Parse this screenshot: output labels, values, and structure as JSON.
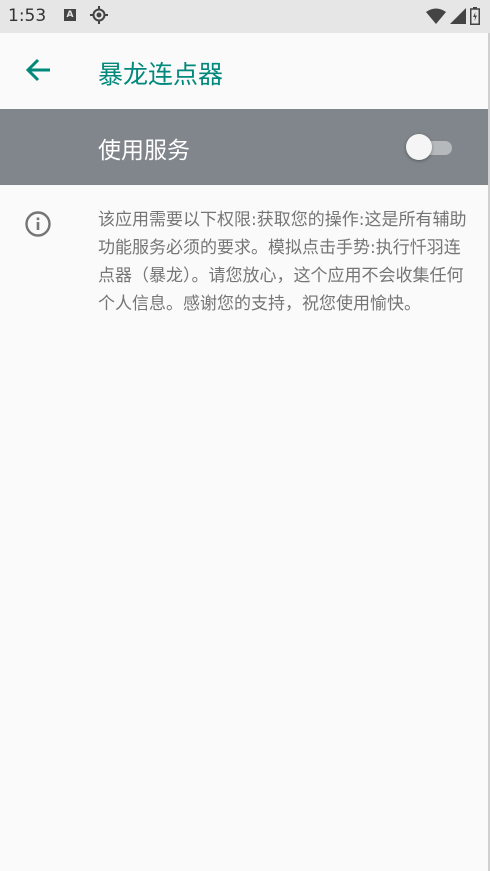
{
  "status_bar": {
    "time": "1:53",
    "notification_icon_letter": "A",
    "icons": [
      "a-notification-icon",
      "location-icon",
      "wifi-icon",
      "signal-icon",
      "battery-icon"
    ]
  },
  "app_bar": {
    "title": "暴龙连点器",
    "back_icon": "arrow-back-icon",
    "accent_color": "#00897b"
  },
  "service": {
    "label": "使用服务",
    "enabled": false,
    "row_color": "#80868b"
  },
  "description": {
    "icon": "info-icon",
    "text": "该应用需要以下权限:获取您的操作:这是所有辅助功能服务必须的要求。模拟点击手势:执行忏羽连点器（暴龙）。请您放心，这个应用不会收集任何个人信息。感谢您的支持，祝您使用愉快。"
  }
}
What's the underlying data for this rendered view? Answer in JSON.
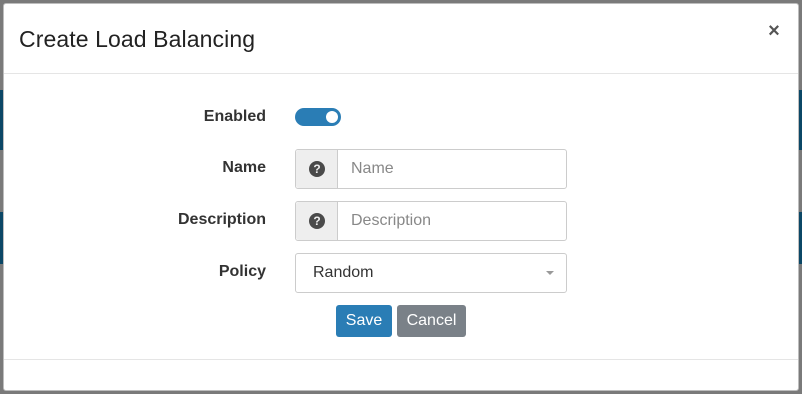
{
  "dialog": {
    "title": "Create Load Balancing",
    "close_label": "×"
  },
  "form": {
    "enabled": {
      "label": "Enabled",
      "value": true
    },
    "name": {
      "label": "Name",
      "placeholder": "Name",
      "value": ""
    },
    "description": {
      "label": "Description",
      "placeholder": "Description",
      "value": ""
    },
    "policy": {
      "label": "Policy",
      "selected": "Random"
    },
    "help_icon_glyph": "?"
  },
  "buttons": {
    "save": "Save",
    "cancel": "Cancel"
  },
  "colors": {
    "accent": "#2a7db5",
    "secondary_button": "#7a8188",
    "overlay_band": "#0b4766"
  },
  "icons": [
    "close-icon",
    "help-icon",
    "caret-down-icon"
  ]
}
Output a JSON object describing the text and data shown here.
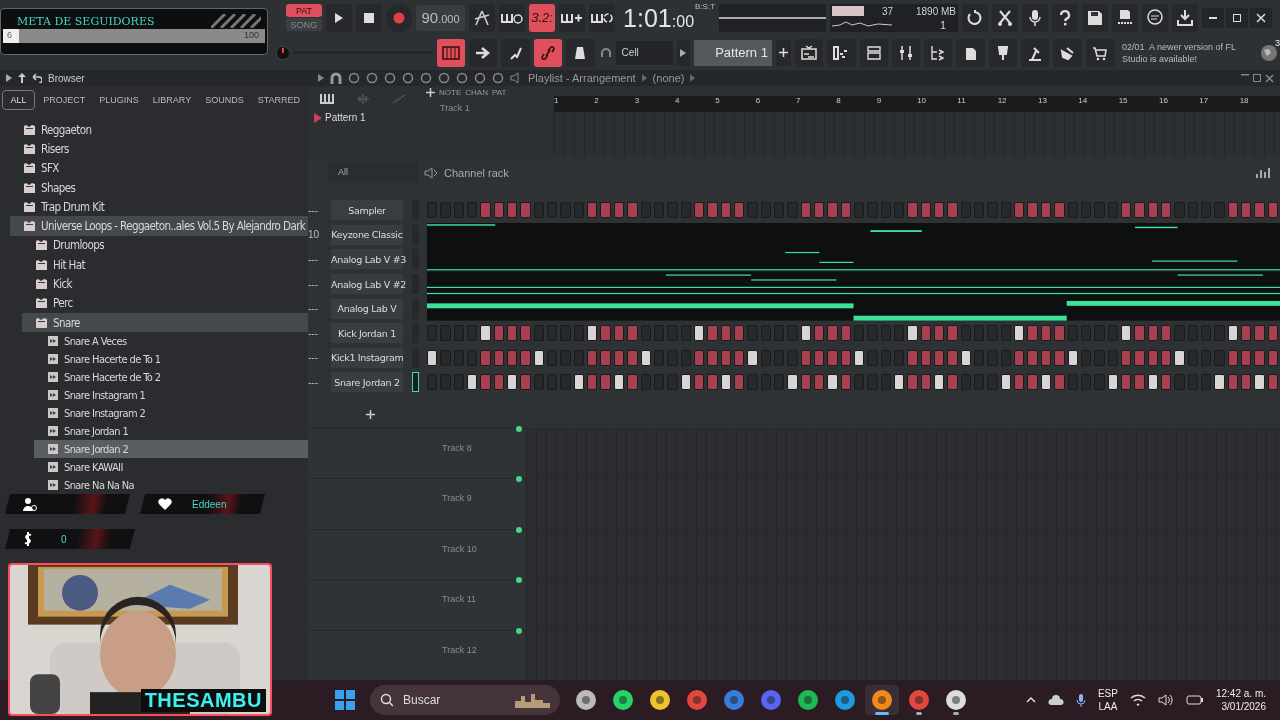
{
  "top_bar": {
    "modes": [
      {
        "label": "PAT",
        "selected": true
      },
      {
        "label": "SONG",
        "selected": false
      }
    ],
    "tempo_whole": "90",
    "tempo_fraction": ".000",
    "countdown": "3.2:",
    "time_main": "1:01",
    "time_sub": ":00",
    "time_label": "B:S:T",
    "cpu": "37",
    "memory": "1890 MB",
    "polyphony": "1",
    "tool_buttons": [
      {
        "kind": "keyboard",
        "on": true
      },
      {
        "kind": "arrow",
        "on": false
      },
      {
        "kind": "step",
        "on": false
      },
      {
        "kind": "link",
        "on": true
      },
      {
        "kind": "metronome",
        "on": false
      }
    ],
    "snap": "Cell",
    "pattern": "Pattern 1",
    "news": {
      "date": "02/01",
      "message": "A newer version of FL Studio is available!",
      "badge": "3"
    }
  },
  "browser": {
    "title": "Browser",
    "tabs": [
      {
        "label": "ALL",
        "selected": true
      },
      {
        "label": "PROJECT",
        "selected": false
      },
      {
        "label": "PLUGINS",
        "selected": false
      },
      {
        "label": "LIBRARY",
        "selected": false
      },
      {
        "label": "SOUNDS",
        "selected": false
      },
      {
        "label": "STARRED",
        "selected": false
      }
    ],
    "tree": [
      {
        "kind": "folder",
        "label": "Reggaeton",
        "expanded": false,
        "selected": false
      },
      {
        "kind": "folder",
        "label": "Risers",
        "expanded": false,
        "selected": false
      },
      {
        "kind": "folder",
        "label": "SFX",
        "expanded": false,
        "selected": false
      },
      {
        "kind": "folder",
        "label": "Shapes",
        "expanded": false,
        "selected": false
      },
      {
        "kind": "folder",
        "label": "Trap Drum Kit",
        "expanded": false,
        "selected": false
      },
      {
        "kind": "folder",
        "label": "Universe Loops - Reggaeton..ales Vol.5 By Alejandro Dark",
        "expanded": true,
        "selected": false,
        "children": [
          {
            "kind": "folder",
            "label": "Drumloops",
            "expanded": false,
            "selected": false
          },
          {
            "kind": "folder",
            "label": "Hit Hat",
            "expanded": false,
            "selected": false
          },
          {
            "kind": "folder",
            "label": "Kick",
            "expanded": false,
            "selected": false
          },
          {
            "kind": "folder",
            "label": "Perc",
            "expanded": false,
            "selected": false
          },
          {
            "kind": "folder",
            "label": "Snare",
            "expanded": true,
            "selected": false,
            "children": [
              {
                "kind": "file",
                "label": "Snare A Veces",
                "selected": false
              },
              {
                "kind": "file",
                "label": "Snare Hacerte de To 1",
                "selected": false
              },
              {
                "kind": "file",
                "label": "Snare Hacerte de To 2",
                "selected": false
              },
              {
                "kind": "file",
                "label": "Snare Instagram 1",
                "selected": false
              },
              {
                "kind": "file",
                "label": "Snare Instagram 2",
                "selected": false
              },
              {
                "kind": "file",
                "label": "Snare Jordan 1",
                "selected": false
              },
              {
                "kind": "file",
                "label": "Snare Jordan 2",
                "selected": true
              },
              {
                "kind": "file",
                "label": "Snare KAWAII",
                "selected": false
              },
              {
                "kind": "file",
                "label": "Snare Na Na Na",
                "selected": false
              }
            ]
          }
        ]
      }
    ]
  },
  "playlist": {
    "title": "Playlist - Arrangement",
    "target": "(none)",
    "picker_pattern": "Pattern 1",
    "tool_labels": [
      "NOTE",
      "CHAN",
      "PAT"
    ],
    "ruler": [
      "1",
      "2",
      "3",
      "4",
      "5",
      "6",
      "7",
      "8",
      "9",
      "10",
      "11",
      "12",
      "13",
      "14",
      "15",
      "16",
      "17",
      "18"
    ],
    "top_track": "Track 1",
    "lower_tracks": [
      "Track 8",
      "Track 9",
      "Track 10",
      "Track 11",
      "Track 12"
    ]
  },
  "channel_rack": {
    "title": "Channel rack",
    "filter": "All",
    "channels": [
      {
        "name": "Sampler",
        "mixer_track": "---",
        "kind": "steps",
        "selected": false,
        "steps": [
          false,
          false,
          false,
          false,
          true,
          true,
          true,
          true,
          false,
          false,
          false,
          false,
          true,
          true,
          true,
          true,
          false,
          false,
          false,
          false,
          true,
          true,
          true,
          true,
          false,
          false,
          false,
          false,
          true,
          true,
          true,
          true,
          false,
          false,
          false,
          false,
          true,
          true,
          true,
          true,
          false,
          false,
          false,
          false,
          true,
          true,
          true,
          true,
          false,
          false,
          false,
          false,
          true,
          true,
          true,
          true,
          false,
          false,
          false,
          false,
          true,
          true,
          true,
          true
        ]
      },
      {
        "name": "Keyzone Classic",
        "mixer_track": "10",
        "kind": "notes",
        "selected": false
      },
      {
        "name": "Analog Lab V #3",
        "mixer_track": "---",
        "kind": "notes",
        "selected": false
      },
      {
        "name": "Analog Lab V #2",
        "mixer_track": "---",
        "kind": "notes",
        "selected": false
      },
      {
        "name": "Analog Lab V",
        "mixer_track": "---",
        "kind": "notes",
        "selected": false
      },
      {
        "name": "Kick Jordan 1",
        "mixer_track": "---",
        "kind": "steps",
        "selected": false,
        "steps": [
          false,
          false,
          false,
          false,
          true,
          true,
          true,
          true,
          false,
          false,
          false,
          false,
          true,
          true,
          true,
          true,
          false,
          false,
          false,
          false,
          true,
          true,
          true,
          true,
          false,
          false,
          false,
          false,
          true,
          true,
          true,
          true,
          false,
          false,
          false,
          false,
          true,
          true,
          true,
          true,
          false,
          false,
          false,
          false,
          true,
          true,
          true,
          true,
          false,
          false,
          false,
          false,
          true,
          true,
          true,
          true,
          false,
          false,
          false,
          false,
          true,
          true,
          true,
          true
        ],
        "accents": [
          false,
          false,
          false,
          false,
          true,
          false,
          false,
          false,
          false,
          false,
          false,
          false,
          true,
          false,
          false,
          false,
          false,
          false,
          false,
          false,
          true,
          false,
          false,
          false,
          false,
          false,
          false,
          false,
          true,
          false,
          false,
          false,
          false,
          false,
          false,
          false,
          true,
          false,
          false,
          false,
          false,
          false,
          false,
          false,
          true,
          false,
          false,
          false,
          false,
          false,
          false,
          false,
          true,
          false,
          false,
          false,
          false,
          false,
          false,
          false,
          true,
          false,
          false,
          false
        ]
      },
      {
        "name": "Kick1 Instagram",
        "mixer_track": "---",
        "kind": "steps",
        "selected": false,
        "steps": [
          true,
          false,
          false,
          false,
          true,
          true,
          true,
          true,
          true,
          false,
          false,
          false,
          true,
          true,
          true,
          true,
          true,
          false,
          false,
          false,
          true,
          true,
          true,
          true,
          true,
          false,
          false,
          false,
          true,
          true,
          true,
          true,
          true,
          false,
          false,
          false,
          true,
          true,
          true,
          true,
          true,
          false,
          false,
          false,
          true,
          true,
          true,
          true,
          true,
          false,
          false,
          false,
          true,
          true,
          true,
          true,
          true,
          false,
          false,
          false,
          true,
          true,
          true,
          true
        ],
        "accents": [
          true,
          false,
          false,
          false,
          false,
          false,
          false,
          false,
          true,
          false,
          false,
          false,
          false,
          false,
          false,
          false,
          true,
          false,
          false,
          false,
          false,
          false,
          false,
          false,
          true,
          false,
          false,
          false,
          false,
          false,
          false,
          false,
          true,
          false,
          false,
          false,
          false,
          false,
          false,
          false,
          true,
          false,
          false,
          false,
          false,
          false,
          false,
          false,
          true,
          false,
          false,
          false,
          false,
          false,
          false,
          false,
          true,
          false,
          false,
          false,
          false,
          false,
          false,
          false
        ]
      },
      {
        "name": "Snare Jordan 2",
        "mixer_track": "---",
        "kind": "steps",
        "selected": true,
        "steps": [
          false,
          false,
          false,
          true,
          true,
          true,
          true,
          true,
          false,
          false,
          false,
          true,
          true,
          true,
          true,
          true,
          false,
          false,
          false,
          true,
          true,
          true,
          true,
          true,
          false,
          false,
          false,
          true,
          true,
          true,
          true,
          true,
          false,
          false,
          false,
          true,
          true,
          true,
          true,
          true,
          false,
          false,
          false,
          true,
          true,
          true,
          true,
          true,
          false,
          false,
          false,
          true,
          true,
          true,
          true,
          true,
          false,
          false,
          false,
          true,
          true,
          true,
          true,
          true
        ],
        "accents": [
          false,
          false,
          false,
          true,
          false,
          false,
          true,
          false,
          false,
          false,
          false,
          true,
          false,
          false,
          true,
          false,
          false,
          false,
          false,
          true,
          false,
          false,
          true,
          false,
          false,
          false,
          false,
          true,
          false,
          false,
          true,
          false,
          false,
          false,
          false,
          true,
          false,
          false,
          true,
          false,
          false,
          false,
          false,
          true,
          false,
          false,
          true,
          false,
          false,
          false,
          false,
          true,
          false,
          false,
          true,
          false,
          false,
          false,
          false,
          true,
          false,
          false,
          true,
          false
        ]
      }
    ]
  },
  "stream_overlay": {
    "goal_title": "META DE SEGUIDORES",
    "goal_current": "6",
    "goal_target": "100",
    "level": 0.06,
    "last_follower": "Eddeen",
    "donations": "0",
    "streamer": "THESAMBU"
  },
  "taskbar": {
    "search_placeholder": "Buscar",
    "language": "ESP",
    "layout": "LAA",
    "time": "12:42 a. m.",
    "date": "3/01/2026",
    "apps": [
      {
        "kind": "taskview",
        "running": false,
        "active": false
      },
      {
        "kind": "whatsapp",
        "running": false,
        "active": false
      },
      {
        "kind": "explorer",
        "running": false,
        "active": false
      },
      {
        "kind": "chrome",
        "running": false,
        "active": false
      },
      {
        "kind": "store",
        "running": false,
        "active": false
      },
      {
        "kind": "discord",
        "running": false,
        "active": false
      },
      {
        "kind": "spotify",
        "running": false,
        "active": false
      },
      {
        "kind": "edge",
        "running": false,
        "active": false
      },
      {
        "kind": "flstudio",
        "running": true,
        "active": true
      },
      {
        "kind": "chrome",
        "running": true,
        "active": false
      },
      {
        "kind": "obs",
        "running": true,
        "active": false
      }
    ]
  }
}
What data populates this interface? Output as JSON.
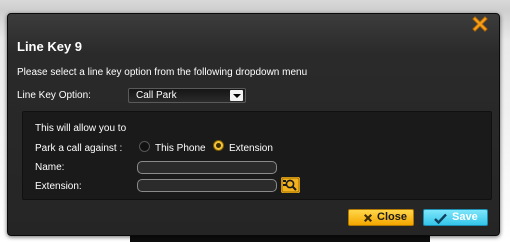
{
  "dialog": {
    "title": "Line Key 9",
    "instruction": "Please select a line key option from the following dropdown menu",
    "option_label": "Line Key Option:",
    "option_value": "Call Park"
  },
  "panel": {
    "heading": "This will allow you to",
    "park_label": "Park a call against :",
    "radio_this_phone": "This Phone",
    "radio_extension": "Extension",
    "selected_radio": "Extension",
    "name_label": "Name:",
    "name_value": "",
    "extension_label": "Extension:",
    "extension_value": ""
  },
  "buttons": {
    "close_label": "Close",
    "save_label": "Save"
  },
  "colors": {
    "accent_orange": "#f4a700",
    "accent_cyan": "#34c5ea",
    "dialog_bg": "#2a2a2a"
  },
  "icons": {
    "dialog_close": "close-x-icon",
    "lookup": "search-icon",
    "close_button": "x-icon",
    "save_button": "checkmark-icon"
  }
}
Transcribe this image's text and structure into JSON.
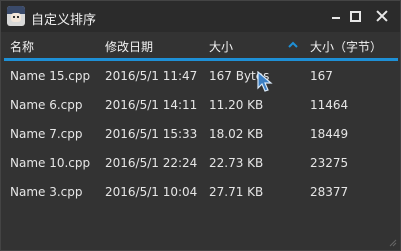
{
  "window": {
    "title": "自定义排序"
  },
  "columns": [
    {
      "label": "名称"
    },
    {
      "label": "修改日期"
    },
    {
      "label": "大小"
    },
    {
      "label": "大小（字节）"
    }
  ],
  "sort": {
    "column_index": 3,
    "direction": "ascending",
    "icon": "chevron-up-icon"
  },
  "rows": [
    {
      "name": "Name 15.cpp",
      "modified": "2016/5/1 11:47",
      "size": "167 Bytes",
      "bytes": "167"
    },
    {
      "name": "Name 6.cpp",
      "modified": "2016/5/1 14:11",
      "size": "11.20 KB",
      "bytes": "11464"
    },
    {
      "name": "Name 7.cpp",
      "modified": "2016/5/1 15:33",
      "size": "18.02 KB",
      "bytes": "18449"
    },
    {
      "name": "Name 10.cpp",
      "modified": "2016/5/1 22:24",
      "size": "22.73 KB",
      "bytes": "23275"
    },
    {
      "name": "Name 3.cpp",
      "modified": "2016/5/1 10:04",
      "size": "27.71 KB",
      "bytes": "28377"
    }
  ],
  "colors": {
    "background": "#333333",
    "titlebar": "#2b2b2b",
    "accent": "#1e90d6",
    "text": "#e6e6e6"
  }
}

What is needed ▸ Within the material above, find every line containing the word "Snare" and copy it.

Answer for the task ▸
            "label": "Snare",
                "label": "Snare A Veces",
                "label": "Snare Hacerte de To 1",
                "label": "Snare Hacerte de To 2",
                "label": "Snare Instagram 1",
                "label": "Snare Instagram 2",
                "label": "Snare Jordan 1",
                "label": "Snare Jordan 2",
                "label": "Snare KAWAII",
                "label": "Snare Na Na Na",
        "name": "Snare Jordan 2",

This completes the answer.